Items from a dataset

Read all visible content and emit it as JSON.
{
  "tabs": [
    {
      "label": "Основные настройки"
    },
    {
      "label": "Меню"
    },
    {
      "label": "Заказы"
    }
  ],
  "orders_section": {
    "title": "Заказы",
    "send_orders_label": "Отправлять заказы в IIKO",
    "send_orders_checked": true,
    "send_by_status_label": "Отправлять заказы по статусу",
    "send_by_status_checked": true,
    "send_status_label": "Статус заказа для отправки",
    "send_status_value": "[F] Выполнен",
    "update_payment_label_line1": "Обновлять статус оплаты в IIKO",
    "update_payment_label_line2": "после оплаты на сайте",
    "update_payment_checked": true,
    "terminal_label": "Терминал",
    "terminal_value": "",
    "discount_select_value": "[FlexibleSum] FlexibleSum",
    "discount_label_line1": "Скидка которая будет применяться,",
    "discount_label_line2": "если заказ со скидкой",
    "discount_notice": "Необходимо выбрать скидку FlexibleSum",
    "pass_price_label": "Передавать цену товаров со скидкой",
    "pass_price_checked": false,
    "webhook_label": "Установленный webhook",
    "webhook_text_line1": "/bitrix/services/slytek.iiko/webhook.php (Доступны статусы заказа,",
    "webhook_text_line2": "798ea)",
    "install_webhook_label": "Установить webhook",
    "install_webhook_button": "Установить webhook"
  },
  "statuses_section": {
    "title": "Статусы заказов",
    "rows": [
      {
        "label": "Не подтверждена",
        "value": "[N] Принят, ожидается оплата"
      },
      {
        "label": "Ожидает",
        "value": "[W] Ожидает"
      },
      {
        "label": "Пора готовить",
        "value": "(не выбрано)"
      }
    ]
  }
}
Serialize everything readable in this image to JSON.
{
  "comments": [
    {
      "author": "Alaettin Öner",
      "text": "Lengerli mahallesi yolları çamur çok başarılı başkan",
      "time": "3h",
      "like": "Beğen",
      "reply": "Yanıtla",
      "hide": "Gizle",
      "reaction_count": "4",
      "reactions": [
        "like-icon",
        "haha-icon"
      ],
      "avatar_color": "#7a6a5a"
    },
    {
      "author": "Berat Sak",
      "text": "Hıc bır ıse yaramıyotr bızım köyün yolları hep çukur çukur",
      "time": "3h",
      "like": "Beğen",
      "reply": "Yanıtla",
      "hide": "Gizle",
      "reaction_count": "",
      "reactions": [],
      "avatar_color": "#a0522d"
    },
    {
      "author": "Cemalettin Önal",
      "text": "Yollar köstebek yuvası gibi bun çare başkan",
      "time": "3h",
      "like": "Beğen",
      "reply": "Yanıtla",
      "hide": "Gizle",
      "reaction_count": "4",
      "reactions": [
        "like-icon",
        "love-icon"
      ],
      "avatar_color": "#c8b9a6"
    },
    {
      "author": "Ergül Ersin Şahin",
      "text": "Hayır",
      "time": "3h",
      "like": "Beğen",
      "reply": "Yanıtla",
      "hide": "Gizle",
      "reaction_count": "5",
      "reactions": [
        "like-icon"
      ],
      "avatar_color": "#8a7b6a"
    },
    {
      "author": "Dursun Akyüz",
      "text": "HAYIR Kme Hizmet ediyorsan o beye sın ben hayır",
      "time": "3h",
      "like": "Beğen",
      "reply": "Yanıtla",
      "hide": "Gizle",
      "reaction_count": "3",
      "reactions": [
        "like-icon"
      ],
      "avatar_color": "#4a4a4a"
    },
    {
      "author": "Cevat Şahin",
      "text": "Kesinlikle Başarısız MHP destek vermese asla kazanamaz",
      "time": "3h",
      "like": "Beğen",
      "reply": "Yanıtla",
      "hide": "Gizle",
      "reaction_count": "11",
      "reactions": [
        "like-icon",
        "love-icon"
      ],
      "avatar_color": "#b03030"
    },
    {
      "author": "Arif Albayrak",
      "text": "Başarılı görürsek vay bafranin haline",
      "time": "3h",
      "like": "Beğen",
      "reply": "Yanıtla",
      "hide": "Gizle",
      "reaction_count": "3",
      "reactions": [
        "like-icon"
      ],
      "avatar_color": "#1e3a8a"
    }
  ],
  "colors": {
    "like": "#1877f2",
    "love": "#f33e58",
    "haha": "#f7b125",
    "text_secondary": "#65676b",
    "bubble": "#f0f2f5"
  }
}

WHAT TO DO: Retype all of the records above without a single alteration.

TASK RESPONSE:
Read all visible content and emit it as JSON.
{
  "tabs": [
    {
      "label": "Основные настройки"
    },
    {
      "label": "Меню"
    },
    {
      "label": "Заказы"
    }
  ],
  "orders_section": {
    "title": "Заказы",
    "send_orders_label": "Отправлять заказы в IIKO",
    "send_orders_checked": true,
    "send_by_status_label": "Отправлять заказы по статусу",
    "send_by_status_checked": true,
    "send_status_label": "Статус заказа для отправки",
    "send_status_value": "[F] Выполнен",
    "update_payment_label_line1": "Обновлять статус оплаты в IIKO",
    "update_payment_label_line2": "после оплаты на сайте",
    "update_payment_checked": true,
    "terminal_label": "Терминал",
    "terminal_value": "",
    "discount_select_value": "[FlexibleSum] FlexibleSum",
    "discount_label_line1": "Скидка которая будет применяться,",
    "discount_label_line2": "если заказ со скидкой",
    "discount_notice": "Необходимо выбрать скидку FlexibleSum",
    "pass_price_label": "Передавать цену товаров со скидкой",
    "pass_price_checked": false,
    "webhook_label": "Установленный webhook",
    "webhook_text_line1": "/bitrix/services/slytek.iiko/webhook.php (Доступны статусы заказа,",
    "webhook_text_line2": "798ea)",
    "install_webhook_label": "Установить webhook",
    "install_webhook_button": "Установить webhook"
  },
  "statuses_section": {
    "title": "Статусы заказов",
    "rows": [
      {
        "label": "Не подтверждена",
        "value": "[N] Принят, ожидается оплата"
      },
      {
        "label": "Ожидает",
        "value": "[W] Ожидает"
      },
      {
        "label": "Пора готовить",
        "value": "(не выбрано)"
      }
    ]
  }
}
Serialize everything readable in this image to JSON.
{
  "comments": [
    {
      "author": "Alaettin Öner",
      "text": "Lengerli mahallesi yolları çamur çok başarılı başkan",
      "time": "3h",
      "like": "Beğen",
      "reply": "Yanıtla",
      "hide": "Gizle",
      "reaction_count": "4",
      "reactions": [
        "like-icon",
        "haha-icon"
      ],
      "avatar_color": "#7a6a5a"
    },
    {
      "author": "Berat Sak",
      "text": "Hıc bır ıse yaramıyotr bızım köyün yolları hep çukur çukur",
      "time": "3h",
      "like": "Beğen",
      "reply": "Yanıtla",
      "hide": "Gizle",
      "reaction_count": "",
      "reactions": [],
      "avatar_color": "#a0522d"
    },
    {
      "author": "Cemalettin Önal",
      "text": "Yollar köstebek yuvası gibi bun çare başkan",
      "time": "3h",
      "like": "Beğen",
      "reply": "Yanıtla",
      "hide": "Gizle",
      "reaction_count": "4",
      "reactions": [
        "like-icon",
        "love-icon"
      ],
      "avatar_color": "#c8b9a6"
    },
    {
      "author": "Ergül Ersin Şahin",
      "text": "Hayır",
      "time": "3h",
      "like": "Beğen",
      "reply": "Yanıtla",
      "hide": "Gizle",
      "reaction_count": "5",
      "reactions": [
        "like-icon"
      ],
      "avatar_color": "#8a7b6a"
    },
    {
      "author": "Dursun Akyüz",
      "text": "HAYIR Kme Hizmet ediyorsan o beye sın ben hayır",
      "time": "3h",
      "like": "Beğen",
      "reply": "Yanıtla",
      "hide": "Gizle",
      "reaction_count": "3",
      "reactions": [
        "like-icon"
      ],
      "avatar_color": "#4a4a4a"
    },
    {
      "author": "Cevat Şahin",
      "text": "Kesinlikle Başarısız MHP destek vermese asla kazanamaz",
      "time": "3h",
      "like": "Beğen",
      "reply": "Yanıtla",
      "hide": "Gizle",
      "reaction_count": "11",
      "reactions": [
        "like-icon",
        "love-icon"
      ],
      "avatar_color": "#b03030"
    },
    {
      "author": "Arif Albayrak",
      "text": "Başarılı görürsek vay bafranin haline",
      "time": "3h",
      "like": "Beğen",
      "reply": "Yanıtla",
      "hide": "Gizle",
      "reaction_count": "3",
      "reactions": [
        "like-icon"
      ],
      "avatar_color": "#1e3a8a"
    }
  ],
  "colors": {
    "like": "#1877f2",
    "love": "#f33e58",
    "haha": "#f7b125",
    "text_secondary": "#65676b",
    "bubble": "#f0f2f5"
  }
}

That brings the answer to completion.